What is needed – In your answer, repeat each line of the data exactly.

++++++++

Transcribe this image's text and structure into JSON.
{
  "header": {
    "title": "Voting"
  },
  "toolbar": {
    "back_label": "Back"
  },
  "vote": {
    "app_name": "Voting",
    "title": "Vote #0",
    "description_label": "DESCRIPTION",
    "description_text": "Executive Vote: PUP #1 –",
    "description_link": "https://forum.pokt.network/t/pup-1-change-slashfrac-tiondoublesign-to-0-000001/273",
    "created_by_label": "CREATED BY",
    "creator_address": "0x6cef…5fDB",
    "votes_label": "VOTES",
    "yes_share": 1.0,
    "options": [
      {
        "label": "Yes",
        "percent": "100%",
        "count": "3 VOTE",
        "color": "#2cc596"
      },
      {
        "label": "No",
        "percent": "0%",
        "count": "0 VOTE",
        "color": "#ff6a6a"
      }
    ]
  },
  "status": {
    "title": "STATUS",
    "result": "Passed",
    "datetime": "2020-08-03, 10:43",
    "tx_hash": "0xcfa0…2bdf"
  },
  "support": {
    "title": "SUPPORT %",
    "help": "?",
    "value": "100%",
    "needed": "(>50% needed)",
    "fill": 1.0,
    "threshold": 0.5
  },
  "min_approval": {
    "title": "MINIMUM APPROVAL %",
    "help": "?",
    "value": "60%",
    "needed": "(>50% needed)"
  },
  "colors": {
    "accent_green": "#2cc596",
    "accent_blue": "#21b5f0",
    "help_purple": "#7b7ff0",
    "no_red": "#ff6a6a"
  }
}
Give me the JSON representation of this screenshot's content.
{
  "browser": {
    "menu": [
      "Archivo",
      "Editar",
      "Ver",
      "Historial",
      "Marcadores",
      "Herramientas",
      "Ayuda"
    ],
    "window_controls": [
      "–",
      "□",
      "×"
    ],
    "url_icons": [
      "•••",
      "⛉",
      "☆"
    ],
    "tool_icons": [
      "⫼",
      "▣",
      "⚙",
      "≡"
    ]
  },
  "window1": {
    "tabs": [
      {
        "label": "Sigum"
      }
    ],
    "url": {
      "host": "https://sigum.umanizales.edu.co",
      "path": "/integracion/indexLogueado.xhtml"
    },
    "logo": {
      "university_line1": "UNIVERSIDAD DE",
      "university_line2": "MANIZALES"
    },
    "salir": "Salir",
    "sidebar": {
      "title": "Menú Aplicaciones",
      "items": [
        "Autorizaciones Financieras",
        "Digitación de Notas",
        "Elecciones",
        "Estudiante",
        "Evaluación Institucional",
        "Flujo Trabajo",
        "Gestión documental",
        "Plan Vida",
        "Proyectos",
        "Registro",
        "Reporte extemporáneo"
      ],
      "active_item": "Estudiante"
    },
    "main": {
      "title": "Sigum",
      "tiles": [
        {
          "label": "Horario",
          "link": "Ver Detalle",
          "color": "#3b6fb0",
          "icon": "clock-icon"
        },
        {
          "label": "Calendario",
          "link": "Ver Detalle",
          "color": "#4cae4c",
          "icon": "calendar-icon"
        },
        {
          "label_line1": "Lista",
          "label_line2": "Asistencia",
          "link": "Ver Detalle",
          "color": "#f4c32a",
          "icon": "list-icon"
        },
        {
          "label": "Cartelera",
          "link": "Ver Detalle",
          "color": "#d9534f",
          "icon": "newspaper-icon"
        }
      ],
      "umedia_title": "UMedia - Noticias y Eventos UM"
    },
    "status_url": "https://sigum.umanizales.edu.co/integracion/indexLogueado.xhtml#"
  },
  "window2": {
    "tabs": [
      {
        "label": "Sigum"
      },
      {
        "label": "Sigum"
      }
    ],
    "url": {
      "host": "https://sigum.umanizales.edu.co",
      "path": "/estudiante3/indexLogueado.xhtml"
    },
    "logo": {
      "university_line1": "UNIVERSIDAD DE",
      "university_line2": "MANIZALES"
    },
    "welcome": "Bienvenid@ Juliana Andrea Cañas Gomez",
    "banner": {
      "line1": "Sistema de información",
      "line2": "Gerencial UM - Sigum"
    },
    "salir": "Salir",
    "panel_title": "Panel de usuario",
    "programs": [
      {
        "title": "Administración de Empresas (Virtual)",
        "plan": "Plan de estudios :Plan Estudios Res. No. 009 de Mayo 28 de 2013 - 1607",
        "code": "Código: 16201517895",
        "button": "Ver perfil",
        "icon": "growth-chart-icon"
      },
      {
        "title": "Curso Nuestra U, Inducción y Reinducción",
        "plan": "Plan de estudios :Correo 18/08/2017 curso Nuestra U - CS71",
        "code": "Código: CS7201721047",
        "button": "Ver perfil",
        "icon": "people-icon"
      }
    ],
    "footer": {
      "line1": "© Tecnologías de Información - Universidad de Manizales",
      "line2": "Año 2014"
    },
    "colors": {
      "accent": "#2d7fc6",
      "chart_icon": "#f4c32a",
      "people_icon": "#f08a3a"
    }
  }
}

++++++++

Solution for this exercise –
Transcribe this image's text and structure into JSON.
{
  "header": {
    "title": "Voting"
  },
  "toolbar": {
    "back_label": "Back"
  },
  "vote": {
    "app_name": "Voting",
    "title": "Vote #0",
    "description_label": "DESCRIPTION",
    "description_text": "Executive Vote: PUP #1 –",
    "description_link": "https://forum.pokt.network/t/pup-1-change-slashfrac-tiondoublesign-to-0-000001/273",
    "created_by_label": "CREATED BY",
    "creator_address": "0x6cef…5fDB",
    "votes_label": "VOTES",
    "yes_share": 1.0,
    "options": [
      {
        "label": "Yes",
        "percent": "100%",
        "count": "3 VOTE",
        "color": "#2cc596"
      },
      {
        "label": "No",
        "percent": "0%",
        "count": "0 VOTE",
        "color": "#ff6a6a"
      }
    ]
  },
  "status": {
    "title": "STATUS",
    "result": "Passed",
    "datetime": "2020-08-03, 10:43",
    "tx_hash": "0xcfa0…2bdf"
  },
  "support": {
    "title": "SUPPORT %",
    "help": "?",
    "value": "100%",
    "needed": "(>50% needed)",
    "fill": 1.0,
    "threshold": 0.5
  },
  "min_approval": {
    "title": "MINIMUM APPROVAL %",
    "help": "?",
    "value": "60%",
    "needed": "(>50% needed)"
  },
  "colors": {
    "accent_green": "#2cc596",
    "accent_blue": "#21b5f0",
    "help_purple": "#7b7ff0",
    "no_red": "#ff6a6a"
  }
}
Give me the JSON representation of this screenshot's content.
{
  "browser": {
    "menu": [
      "Archivo",
      "Editar",
      "Ver",
      "Historial",
      "Marcadores",
      "Herramientas",
      "Ayuda"
    ],
    "window_controls": [
      "–",
      "□",
      "×"
    ],
    "url_icons": [
      "•••",
      "⛉",
      "☆"
    ],
    "tool_icons": [
      "⫼",
      "▣",
      "⚙",
      "≡"
    ]
  },
  "window1": {
    "tabs": [
      {
        "label": "Sigum"
      }
    ],
    "url": {
      "host": "https://sigum.umanizales.edu.co",
      "path": "/integracion/indexLogueado.xhtml"
    },
    "logo": {
      "university_line1": "UNIVERSIDAD DE",
      "university_line2": "MANIZALES"
    },
    "salir": "Salir",
    "sidebar": {
      "title": "Menú Aplicaciones",
      "items": [
        "Autorizaciones Financieras",
        "Digitación de Notas",
        "Elecciones",
        "Estudiante",
        "Evaluación Institucional",
        "Flujo Trabajo",
        "Gestión documental",
        "Plan Vida",
        "Proyectos",
        "Registro",
        "Reporte extemporáneo"
      ],
      "active_item": "Estudiante"
    },
    "main": {
      "title": "Sigum",
      "tiles": [
        {
          "label": "Horario",
          "link": "Ver Detalle",
          "color": "#3b6fb0",
          "icon": "clock-icon"
        },
        {
          "label": "Calendario",
          "link": "Ver Detalle",
          "color": "#4cae4c",
          "icon": "calendar-icon"
        },
        {
          "label_line1": "Lista",
          "label_line2": "Asistencia",
          "link": "Ver Detalle",
          "color": "#f4c32a",
          "icon": "list-icon"
        },
        {
          "label": "Cartelera",
          "link": "Ver Detalle",
          "color": "#d9534f",
          "icon": "newspaper-icon"
        }
      ],
      "umedia_title": "UMedia - Noticias y Eventos UM"
    },
    "status_url": "https://sigum.umanizales.edu.co/integracion/indexLogueado.xhtml#"
  },
  "window2": {
    "tabs": [
      {
        "label": "Sigum"
      },
      {
        "label": "Sigum"
      }
    ],
    "url": {
      "host": "https://sigum.umanizales.edu.co",
      "path": "/estudiante3/indexLogueado.xhtml"
    },
    "logo": {
      "university_line1": "UNIVERSIDAD DE",
      "university_line2": "MANIZALES"
    },
    "welcome": "Bienvenid@ Juliana Andrea Cañas Gomez",
    "banner": {
      "line1": "Sistema de información",
      "line2": "Gerencial UM - Sigum"
    },
    "salir": "Salir",
    "panel_title": "Panel de usuario",
    "programs": [
      {
        "title": "Administración de Empresas (Virtual)",
        "plan": "Plan de estudios :Plan Estudios Res. No. 009 de Mayo 28 de 2013 - 1607",
        "code": "Código: 16201517895",
        "button": "Ver perfil",
        "icon": "growth-chart-icon"
      },
      {
        "title": "Curso Nuestra U, Inducción y Reinducción",
        "plan": "Plan de estudios :Correo 18/08/2017 curso Nuestra U - CS71",
        "code": "Código: CS7201721047",
        "button": "Ver perfil",
        "icon": "people-icon"
      }
    ],
    "footer": {
      "line1": "© Tecnologías de Información - Universidad de Manizales",
      "line2": "Año 2014"
    },
    "colors": {
      "accent": "#2d7fc6",
      "chart_icon": "#f4c32a",
      "people_icon": "#f08a3a"
    }
  }
}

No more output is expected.